* **WHAT THE EXERCISE ASKS**:
Could you please retype all of the entries exactly as they appear?

Top of EXTRACTED INFORMATION

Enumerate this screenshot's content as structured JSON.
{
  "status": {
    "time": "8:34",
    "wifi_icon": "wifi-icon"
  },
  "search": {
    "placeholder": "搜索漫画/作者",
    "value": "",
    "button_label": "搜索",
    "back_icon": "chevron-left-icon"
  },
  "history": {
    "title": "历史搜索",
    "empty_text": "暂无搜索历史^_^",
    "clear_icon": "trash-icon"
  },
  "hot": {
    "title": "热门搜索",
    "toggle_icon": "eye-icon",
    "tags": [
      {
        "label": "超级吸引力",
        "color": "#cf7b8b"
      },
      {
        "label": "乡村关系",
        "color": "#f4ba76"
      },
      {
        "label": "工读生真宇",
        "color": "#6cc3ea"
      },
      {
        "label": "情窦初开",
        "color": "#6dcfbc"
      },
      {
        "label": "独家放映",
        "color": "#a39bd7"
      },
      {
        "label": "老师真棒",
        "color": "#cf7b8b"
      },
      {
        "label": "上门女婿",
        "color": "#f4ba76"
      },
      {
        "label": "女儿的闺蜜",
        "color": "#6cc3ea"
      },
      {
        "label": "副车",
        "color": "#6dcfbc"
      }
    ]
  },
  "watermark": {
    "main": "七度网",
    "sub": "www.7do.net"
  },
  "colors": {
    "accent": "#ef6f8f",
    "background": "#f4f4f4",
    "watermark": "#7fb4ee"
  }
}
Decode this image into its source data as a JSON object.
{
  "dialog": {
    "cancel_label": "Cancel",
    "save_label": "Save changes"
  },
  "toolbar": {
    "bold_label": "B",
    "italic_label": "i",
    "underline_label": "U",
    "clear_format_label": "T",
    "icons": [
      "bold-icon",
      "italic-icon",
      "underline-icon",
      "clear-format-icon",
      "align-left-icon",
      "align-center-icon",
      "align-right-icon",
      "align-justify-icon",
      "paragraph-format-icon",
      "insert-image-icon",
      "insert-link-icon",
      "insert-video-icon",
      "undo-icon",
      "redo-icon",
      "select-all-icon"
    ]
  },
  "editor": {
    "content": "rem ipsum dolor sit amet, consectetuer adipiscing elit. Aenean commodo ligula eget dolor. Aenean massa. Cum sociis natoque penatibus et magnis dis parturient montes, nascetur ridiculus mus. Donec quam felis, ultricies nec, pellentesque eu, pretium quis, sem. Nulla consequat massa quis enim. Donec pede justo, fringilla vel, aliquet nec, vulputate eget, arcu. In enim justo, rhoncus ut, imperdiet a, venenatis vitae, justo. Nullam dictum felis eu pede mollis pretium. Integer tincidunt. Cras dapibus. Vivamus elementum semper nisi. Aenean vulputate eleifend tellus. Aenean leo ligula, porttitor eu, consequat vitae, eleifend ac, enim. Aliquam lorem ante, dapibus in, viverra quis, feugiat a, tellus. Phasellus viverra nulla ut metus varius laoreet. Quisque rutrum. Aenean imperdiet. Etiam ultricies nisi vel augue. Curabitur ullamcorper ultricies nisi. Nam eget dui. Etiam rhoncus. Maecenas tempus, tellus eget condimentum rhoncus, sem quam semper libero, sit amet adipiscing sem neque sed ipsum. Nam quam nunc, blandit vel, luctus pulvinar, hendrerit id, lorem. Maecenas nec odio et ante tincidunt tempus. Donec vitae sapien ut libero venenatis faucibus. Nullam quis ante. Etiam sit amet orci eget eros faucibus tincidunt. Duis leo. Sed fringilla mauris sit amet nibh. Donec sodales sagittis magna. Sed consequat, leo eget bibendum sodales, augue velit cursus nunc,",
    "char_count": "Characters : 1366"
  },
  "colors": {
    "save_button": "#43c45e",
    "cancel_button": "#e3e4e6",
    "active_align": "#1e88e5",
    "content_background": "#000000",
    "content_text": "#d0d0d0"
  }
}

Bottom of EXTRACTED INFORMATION

* **ANSWER FOR THE TASK**:
Enumerate this screenshot's content as structured JSON.
{
  "status": {
    "time": "8:34",
    "wifi_icon": "wifi-icon"
  },
  "search": {
    "placeholder": "搜索漫画/作者",
    "value": "",
    "button_label": "搜索",
    "back_icon": "chevron-left-icon"
  },
  "history": {
    "title": "历史搜索",
    "empty_text": "暂无搜索历史^_^",
    "clear_icon": "trash-icon"
  },
  "hot": {
    "title": "热门搜索",
    "toggle_icon": "eye-icon",
    "tags": [
      {
        "label": "超级吸引力",
        "color": "#cf7b8b"
      },
      {
        "label": "乡村关系",
        "color": "#f4ba76"
      },
      {
        "label": "工读生真宇",
        "color": "#6cc3ea"
      },
      {
        "label": "情窦初开",
        "color": "#6dcfbc"
      },
      {
        "label": "独家放映",
        "color": "#a39bd7"
      },
      {
        "label": "老师真棒",
        "color": "#cf7b8b"
      },
      {
        "label": "上门女婿",
        "color": "#f4ba76"
      },
      {
        "label": "女儿的闺蜜",
        "color": "#6cc3ea"
      },
      {
        "label": "副车",
        "color": "#6dcfbc"
      }
    ]
  },
  "watermark": {
    "main": "七度网",
    "sub": "www.7do.net"
  },
  "colors": {
    "accent": "#ef6f8f",
    "background": "#f4f4f4",
    "watermark": "#7fb4ee"
  }
}
Decode this image into its source data as a JSON object.
{
  "dialog": {
    "cancel_label": "Cancel",
    "save_label": "Save changes"
  },
  "toolbar": {
    "bold_label": "B",
    "italic_label": "i",
    "underline_label": "U",
    "clear_format_label": "T",
    "icons": [
      "bold-icon",
      "italic-icon",
      "underline-icon",
      "clear-format-icon",
      "align-left-icon",
      "align-center-icon",
      "align-right-icon",
      "align-justify-icon",
      "paragraph-format-icon",
      "insert-image-icon",
      "insert-link-icon",
      "insert-video-icon",
      "undo-icon",
      "redo-icon",
      "select-all-icon"
    ]
  },
  "editor": {
    "content": "rem ipsum dolor sit amet, consectetuer adipiscing elit. Aenean commodo ligula eget dolor. Aenean massa. Cum sociis natoque penatibus et magnis dis parturient montes, nascetur ridiculus mus. Donec quam felis, ultricies nec, pellentesque eu, pretium quis, sem. Nulla consequat massa quis enim. Donec pede justo, fringilla vel, aliquet nec, vulputate eget, arcu. In enim justo, rhoncus ut, imperdiet a, venenatis vitae, justo. Nullam dictum felis eu pede mollis pretium. Integer tincidunt. Cras dapibus. Vivamus elementum semper nisi. Aenean vulputate eleifend tellus. Aenean leo ligula, porttitor eu, consequat vitae, eleifend ac, enim. Aliquam lorem ante, dapibus in, viverra quis, feugiat a, tellus. Phasellus viverra nulla ut metus varius laoreet. Quisque rutrum. Aenean imperdiet. Etiam ultricies nisi vel augue. Curabitur ullamcorper ultricies nisi. Nam eget dui. Etiam rhoncus. Maecenas tempus, tellus eget condimentum rhoncus, sem quam semper libero, sit amet adipiscing sem neque sed ipsum. Nam quam nunc, blandit vel, luctus pulvinar, hendrerit id, lorem. Maecenas nec odio et ante tincidunt tempus. Donec vitae sapien ut libero venenatis faucibus. Nullam quis ante. Etiam sit amet orci eget eros faucibus tincidunt. Duis leo. Sed fringilla mauris sit amet nibh. Donec sodales sagittis magna. Sed consequat, leo eget bibendum sodales, augue velit cursus nunc,",
    "char_count": "Characters : 1366"
  },
  "colors": {
    "save_button": "#43c45e",
    "cancel_button": "#e3e4e6",
    "active_align": "#1e88e5",
    "content_background": "#000000",
    "content_text": "#d0d0d0"
  }
}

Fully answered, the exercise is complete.